For Baselworld 2016, Blancpain is introducing a stainless steel version of their Villeret Quantième Annuel GMT watch, providing a cleaner and more contemporary look. When I’ve looked at this watch in passing as someone rather fond of GMT complications, it took me some time to figure out why the Blancpain Villeret Quantième Annuel GMT just wasn’t giving me the same feeling I get from most GMT watches. Then something clicked in my conscious, and I was sucked in. Basically, it’s because this is a GMT watch that, well, does not look like a GMT watch. Without that additional central hand and accompanying scale, it would be easy to misinterpret the GMT sub dial at 8 o’clock as a sub-seconds dial. Of course, the lack of movement and the scale betrays that, but still…
For me, that is the hook with the Blancpain Villeret Quantième Annuel GMT, in that it sort of hides it’s functionality in plain sight. Then we get into the other complications on the watch. Along with time and GMT time, calendar-related stuff is high on my list of usable functions on a watch; here, on the Blancpain Villeret Quantième Annuel GMT, we have an annual calendar complication. This complication requires adjusting the calendar once between February and March, as opposed to a perpetual calendar where that wouldn’t be necessary.
Now, this sort of complication is not something new or rare. On the Blancpain Villeret Quantième Annuel GMT, what stood out for me is, first, how the display windows are implemented. The date shows up at the normal position, but the day and month take up non-standard positions on the dial, rather than just up at the top. Yes, this unbalances the dial a little bit, but I’ll give that a pass for the uniqueness of the execution. The second thing that stood out for me was where Blancpain put the adjustment pushers. Rather than having these on the left side of the case, they actually hid them under the lugs.

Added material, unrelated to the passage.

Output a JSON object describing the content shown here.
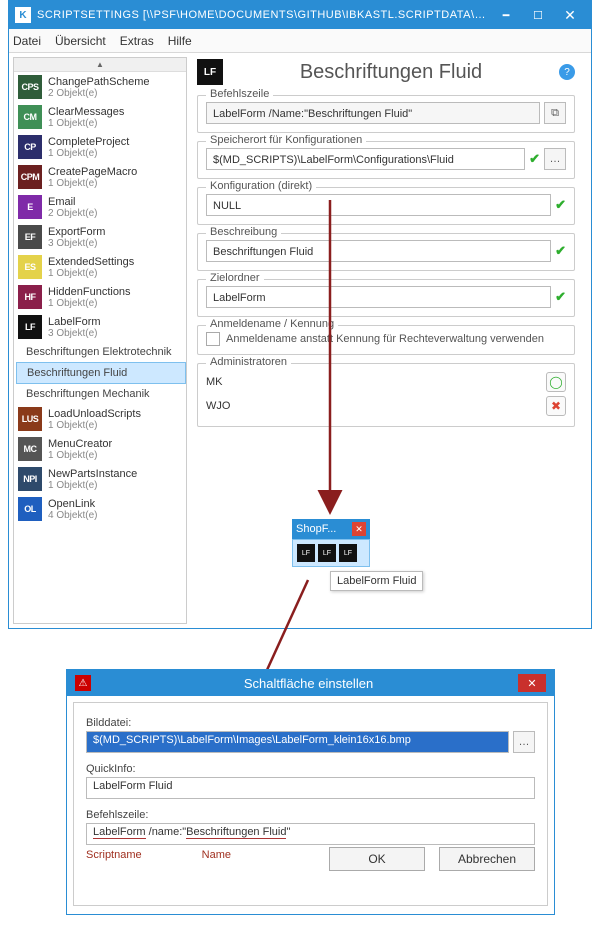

This is a clever option, and I am surprised more brands have not tried this. By putting the calendar adjustment pushers of the Blancpain Villeret Quantième Annuel GMT under the lugs, we are left with a very clean case. Frankly, you will not be fiddling with those pushers very much, provided you keep the watch wound, so why not tuck them away where they are not noticeable?
So far, it would be fair to say that we have not discussed much with the Blancpain Villeret Quantième Annuel GMT that has not appeared for the line already – so what’s new for BaselWorld? Here, it’s the case material. This is the first time that the 40mm case has appeared in stainless steel. Paired to a white dial and black alligator strap (22mm, for those wondering), you have a very classic sort of a look in terms of the color palette. If, for some reason, you want a splash of color, you will get that via the exhibition case back, where you can see the decorated rotor in yellow gold.
On the whole, I like the looks of the Blancpain Villeret Quantième Annuel GMT with its 6054F movement. I am a little uncertain about the Roman numerals on the dial, and I cannot make my mind up if I’d remove them or make them larger, but the rest of the look, and particularly the layout, really have me hooked on the Blancpain line. Price for the Blancpain Villeret Quantième Annuel GMT in steel will be $27,300. blancpain.com
Additionally, the 913 includes a glucydur balance wheel with gold micrometric regulating screws, which makes it adjustable and also more shock-resistant than its predecessor. There is also an improved winding system which employs a ball-bearing mounted rotor. The sapphire case back reveals the rotor, which can be reddish gold with a snailed bevel, glistening chamfers and directly and round C?tes de Genève patterns. The Caliber 913QL is fitted with a moon phase module, a wheel with 59 cogs covering two complete 29.5-day lunar cycles. It is proof of Blancpain’s devotion to producing size-appropriate high-grade calibers devoted to ladies’ watches in its elite collections. The date is elegantly spaced out just inside the hour trail, signaled by a red-tipped pointer. The bezel is set with 48 diamonds and you will find eight diamond indexes as well as four applied Roman numerals from the signature Villeret font. Even as purveyors of possibly one of the world’s first genuinely purpose-built dive watches, there is no denying it has been a very long time since Blancpain has even been remotely close to the tool watch kingdom it once initiated. That being said, it’s still neat to see the newest revisit those days with a marked level of panache in the recently announced Tribute to Fifty Fathoms Mil-Spec — a watch that might cost $14,000, but it is still every bit the capable tool once relied upon by combat divers from the late fifties.